The ruling, which was first reported by the Paulick Report, involves the disqualification of a horse trained by Preciado named Denzel from the fifth race at Parx on July 3, a $5,000 claiming race. Denzel finished second in the seven-furlong race at odds of 7.90-1 but was disqualified to last, with the $6,300 in purse money he earned redistributed, according to the stewards’ ruling.

The ruling did not reference any penalties for Preciado, stating that officials for the Pennsylvania State Horse Racing Commission and the Thoroughbred Racing Protective Bureau, an investigative agency owned by a collective of racetracks, “are continuing their investigation into this matter.”

Preciado is awaiting a ruling from the commission on an appeal of a 270-day suspension levied by the commission after six of his horses tested positive for clenbuterol in the spring. The case was complicated in August by the arrest of a former employee of Preciado’s who confessed that she had surreptitiously administered the drug to “all of” Preciado’s horses in March and April because of her dissatisfaction with Preciado.

The employee, a groom named Marian Vega who worked for Preciado from last October until mid-April, has been charged by the Pennsylvania attorney general’s office with one count of rigging a horse race.

The arrest occurred at the same time that Preciado’s appeals hearing was taking place. Alan Pincus, Preciado’s attorney, argued during the hearing that the arrest of Vega should exonerate Preciado from responsibility for the violations. Preciado has been allowed to continue training while the appeal is adjudicated.

Pincus on Wednesday declined to comment on the ruling involving Denzel, citing the pending report from the commission on the appeal.

Although the racing commission provided the ruling involving Denzel, officials for the racing commission did not respond to requests for comment.

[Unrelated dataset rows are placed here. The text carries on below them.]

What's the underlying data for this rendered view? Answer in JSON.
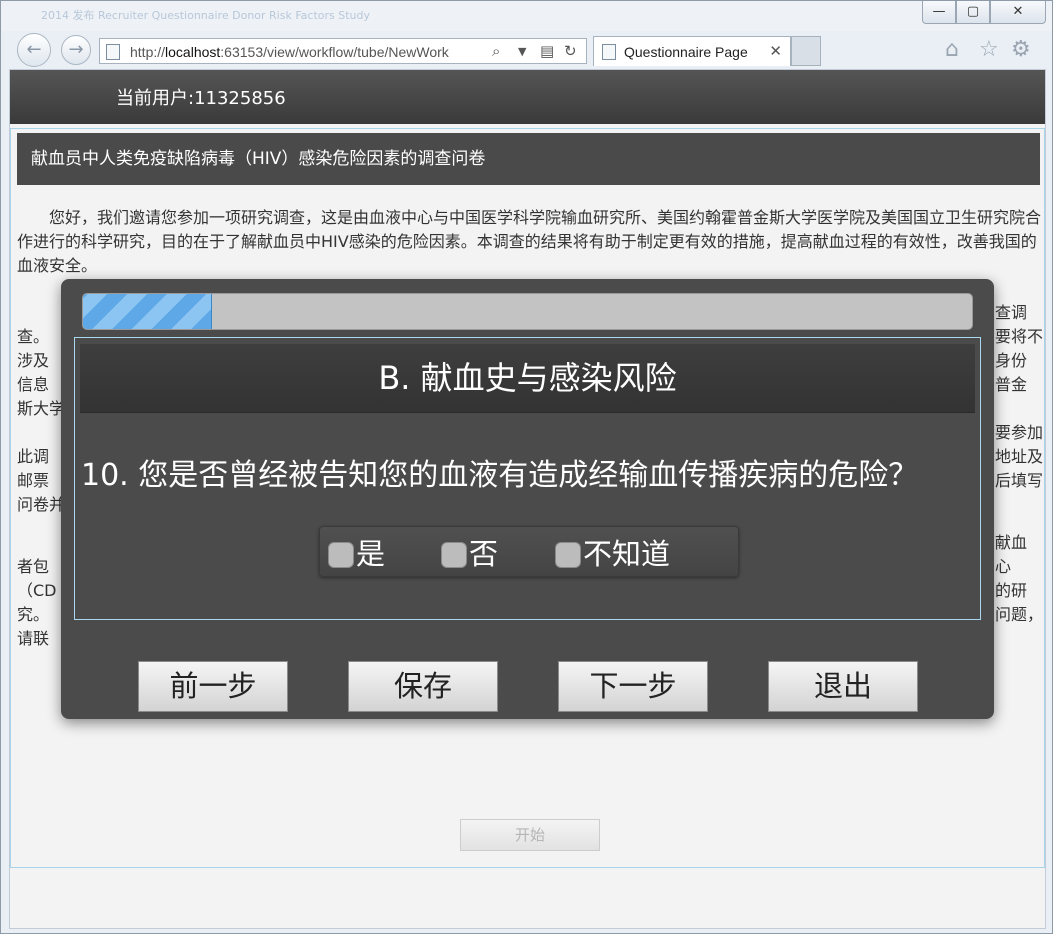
{
  "browser": {
    "window_title": "2014 发布 Recruiter Questionnaire Donor Risk Factors Study",
    "url_prefix": "http://",
    "url_host": "localhost",
    "url_rest": ":63153/view/workflow/tube/NewWork",
    "tab_title": "Questionnaire Page",
    "min_glyph": "—",
    "max_glyph": "▢",
    "close_glyph": "✕"
  },
  "header": {
    "current_user_label": "当前用户:",
    "current_user_id": "11325856"
  },
  "form": {
    "title": "献血员中人类免疫缺陷病毒（HIV）感染危险因素的调查问卷",
    "intro": "您好，我们邀请您参加一项研究调查，这是由血液中心与中国医学科学院输血研究所、美国约翰霍普金斯大学医学院及美国国立卫生研究院合作进行的科学研究，目的在于了解献血员中HIV感染的危险因素。本调查的结果将有助于制定更有效的措施，提高献血过程的有效性，改善我国的血液安全。",
    "peek_right": [
      "查调",
      "要将不",
      "身份",
      "普金"
    ],
    "peek_left": [
      "查。",
      "涉及",
      "信息",
      "斯大学"
    ],
    "peek_right2": [
      "要参加",
      "地址及",
      "后填写"
    ],
    "peek_left2": [
      "此调",
      "邮票",
      "问卷并"
    ],
    "peek_right3": [
      "献血",
      "心",
      "的研",
      "问题，"
    ],
    "peek_left3": [
      "者包",
      "（CD",
      "究。",
      "请联"
    ],
    "start_button": "开始"
  },
  "modal": {
    "progress_percent": 14.5,
    "section_title": "B. 献血史与感染风险",
    "question_number": "10.",
    "question_text": "您是否曾经被告知您的血液有造成经输血传播疾病的危险？",
    "options": [
      "是",
      "否",
      "不知道"
    ],
    "buttons": {
      "prev": "前一步",
      "save": "保存",
      "next": "下一步",
      "exit": "退出"
    }
  }
}
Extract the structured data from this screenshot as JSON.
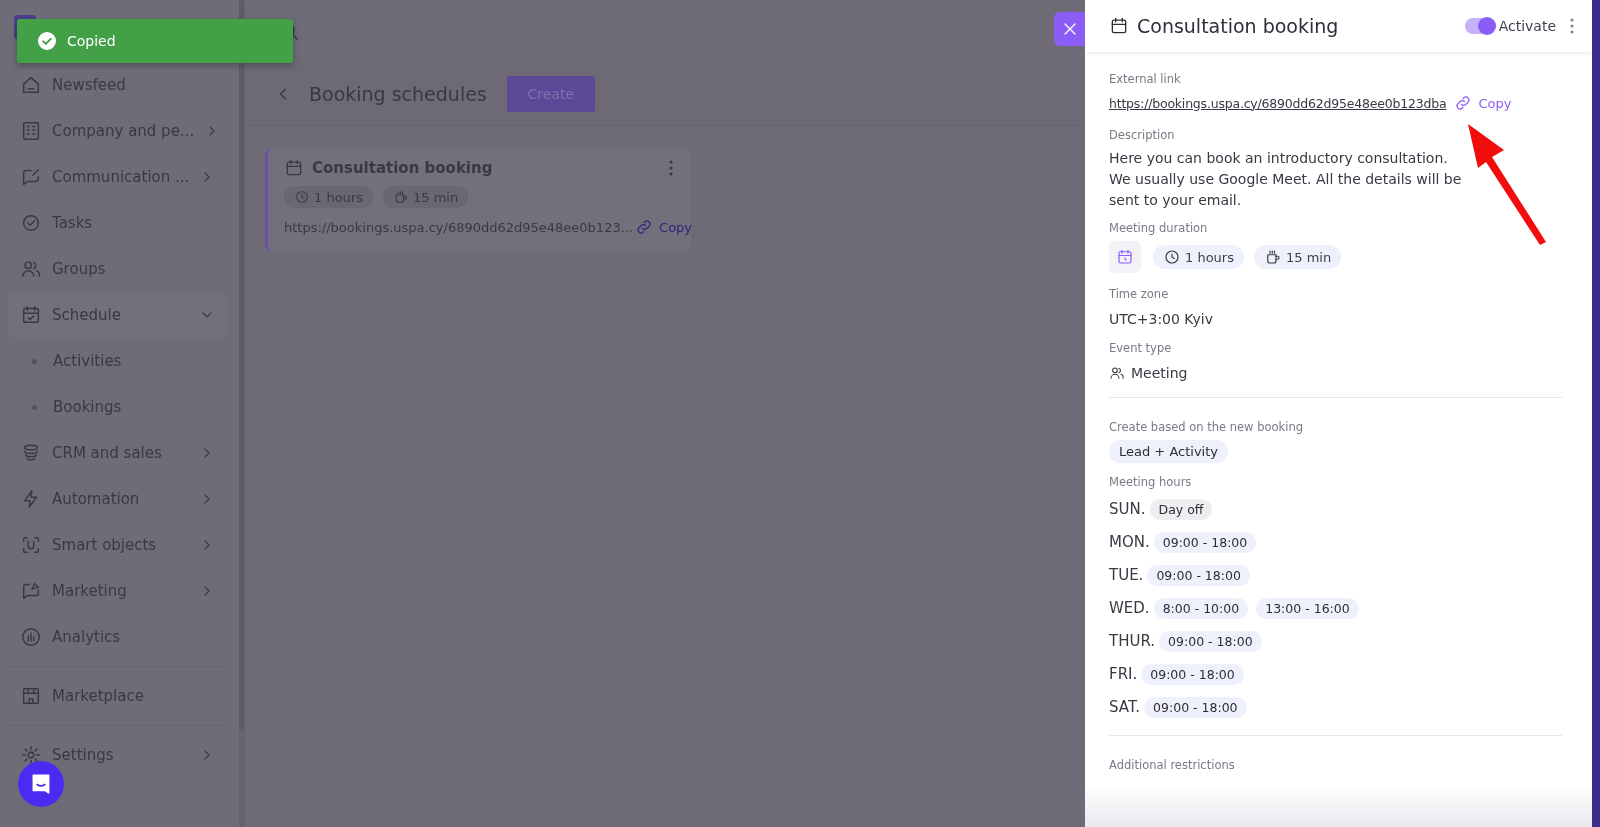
{
  "toast": {
    "text": "Copied"
  },
  "sidebar": {
    "sections": [
      [
        {
          "label": "Newsfeed"
        },
        {
          "label": "Company and pe...",
          "expanded": false
        },
        {
          "label": "Communication ...",
          "expanded": false
        },
        {
          "label": "Tasks"
        },
        {
          "label": "Groups"
        },
        {
          "label": "Schedule",
          "expanded": true,
          "children": [
            {
              "label": "Activities"
            },
            {
              "label": "Bookings"
            }
          ]
        },
        {
          "label": "CRM and sales",
          "expanded": false
        },
        {
          "label": "Automation",
          "expanded": false
        },
        {
          "label": "Smart objects",
          "expanded": false
        },
        {
          "label": "Marketing",
          "expanded": false
        },
        {
          "label": "Analytics"
        }
      ],
      [
        {
          "label": "Marketplace"
        }
      ],
      [
        {
          "label": "Settings",
          "expanded": false
        }
      ]
    ]
  },
  "page": {
    "title": "Booking schedules",
    "create_button": "Create"
  },
  "cards": [
    {
      "title": "Consultation booking",
      "duration": "1 hours",
      "break": "15 min",
      "link": "https://bookings.uspa.cy/6890dd62d95e48ee0b123...",
      "copy": "Copy"
    }
  ],
  "drawer": {
    "title": "Consultation booking",
    "toggle": {
      "label": "Activate",
      "on": true
    },
    "external_link": {
      "label": "External link",
      "url": "https://bookings.uspa.cy/6890dd62d95e48ee0b123dba",
      "copy": "Copy"
    },
    "description": {
      "label": "Description",
      "text": "Here you can book an introductory consultation. We usually use Google Meet. All the details will be sent to your email."
    },
    "meeting_duration": {
      "label": "Meeting duration",
      "duration": "1 hours",
      "break": "15 min"
    },
    "time_zone": {
      "label": "Time zone",
      "value": "UTC+3:00 Kyiv"
    },
    "event_type": {
      "label": "Event type",
      "value": "Meeting"
    },
    "create_based": {
      "label": "Create based on the new booking",
      "value": "Lead + Activity"
    },
    "meeting_hours": {
      "label": "Meeting hours",
      "days": [
        {
          "day": "SUN.",
          "kind": "off",
          "slots": [
            "Day off"
          ]
        },
        {
          "day": "MON.",
          "kind": "open",
          "slots": [
            "09:00 - 18:00"
          ]
        },
        {
          "day": "TUE.",
          "kind": "open",
          "slots": [
            "09:00 - 18:00"
          ]
        },
        {
          "day": "WED.",
          "kind": "open",
          "slots": [
            "8:00 - 10:00",
            "13:00 - 16:00"
          ]
        },
        {
          "day": "THUR.",
          "kind": "open",
          "slots": [
            "09:00 - 18:00"
          ]
        },
        {
          "day": "FRI.",
          "kind": "open",
          "slots": [
            "09:00 - 18:00"
          ]
        },
        {
          "day": "SAT.",
          "kind": "open",
          "slots": [
            "09:00 - 18:00"
          ]
        }
      ]
    },
    "additional": {
      "label": "Additional restrictions"
    }
  }
}
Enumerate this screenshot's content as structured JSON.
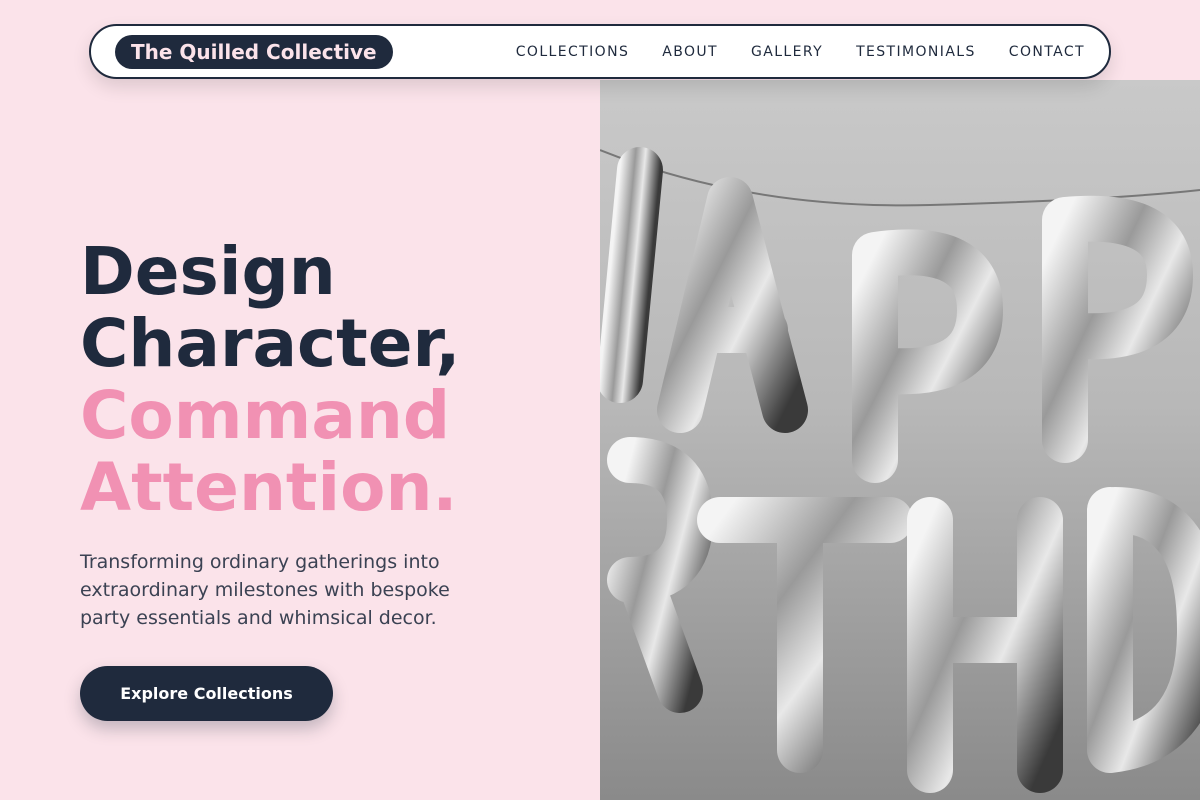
{
  "nav": {
    "brand": "The Quilled Collective",
    "links": [
      "COLLECTIONS",
      "ABOUT",
      "GALLERY",
      "TESTIMONIALS",
      "CONTACT"
    ]
  },
  "hero": {
    "headline_dark": [
      "Design",
      "Character,"
    ],
    "headline_pink": [
      "Command",
      "Attention."
    ],
    "subtitle": "Transforming ordinary gatherings into extraordinary milestones with bespoke party essentials and whimsical decor.",
    "cta_label": "Explore Collections",
    "image_icon": "birthday-balloons-image"
  },
  "colors": {
    "background": "#fbe3ea",
    "navy": "#1f2a3d",
    "pink_accent": "#f191b3"
  }
}
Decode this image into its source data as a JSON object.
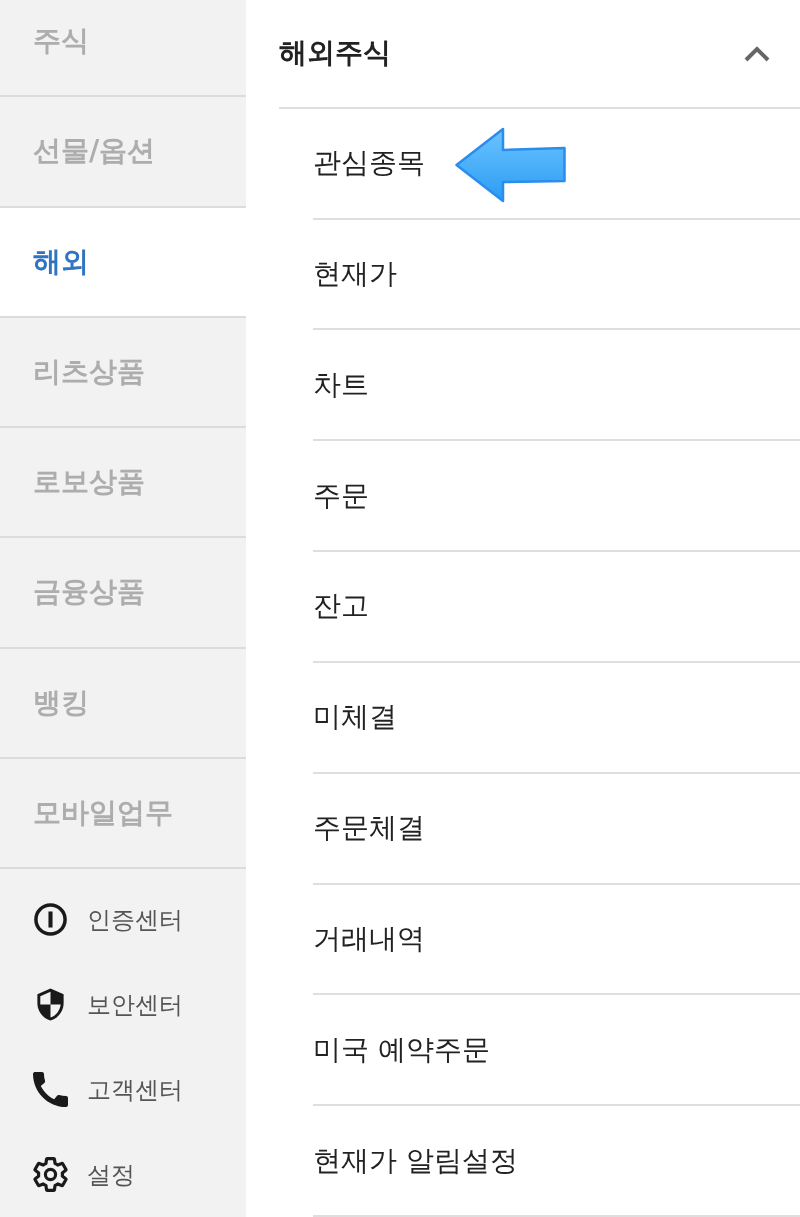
{
  "sidebar": {
    "categories": [
      {
        "label": "주식",
        "selected": false
      },
      {
        "label": "선물/옵션",
        "selected": false
      },
      {
        "label": "해외",
        "selected": true
      },
      {
        "label": "리츠상품",
        "selected": false
      },
      {
        "label": "로보상품",
        "selected": false
      },
      {
        "label": "금융상품",
        "selected": false
      },
      {
        "label": "뱅킹",
        "selected": false
      },
      {
        "label": "모바일업무",
        "selected": false
      }
    ],
    "links": [
      {
        "label": "인증센터",
        "kind": "certificate"
      },
      {
        "label": "보안센터",
        "kind": "security"
      },
      {
        "label": "고객센터",
        "kind": "support"
      },
      {
        "label": "설정",
        "kind": "settings"
      }
    ]
  },
  "submenu": {
    "title": "해외주식",
    "expanded": true,
    "items": [
      {
        "label": "관심종목",
        "marked": true
      },
      {
        "label": "현재가",
        "marked": false
      },
      {
        "label": "차트",
        "marked": false
      },
      {
        "label": "주문",
        "marked": false
      },
      {
        "label": "잔고",
        "marked": false
      },
      {
        "label": "미체결",
        "marked": false
      },
      {
        "label": "주문체결",
        "marked": false
      },
      {
        "label": "거래내역",
        "marked": false
      },
      {
        "label": "미국 예약주문",
        "marked": false
      },
      {
        "label": "현재가 알림설정",
        "marked": false
      }
    ]
  }
}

Pincus has said that Preciado stopped using clenbuterol on his horses well before the positives this spring surfaced. The drug is a bronchodilator that can have steroid-like effects when administered regularly to horses, and state racing commissions began cracking down on the medication beginning several years ago, concurrent with new regulations intended to prohibit the medication from being administered within 14 days of a race.

Preciado, who won 159 races from 569 starts in 2015, also had a spate of positives for the medication in 2015 at Parx and Delaware Park.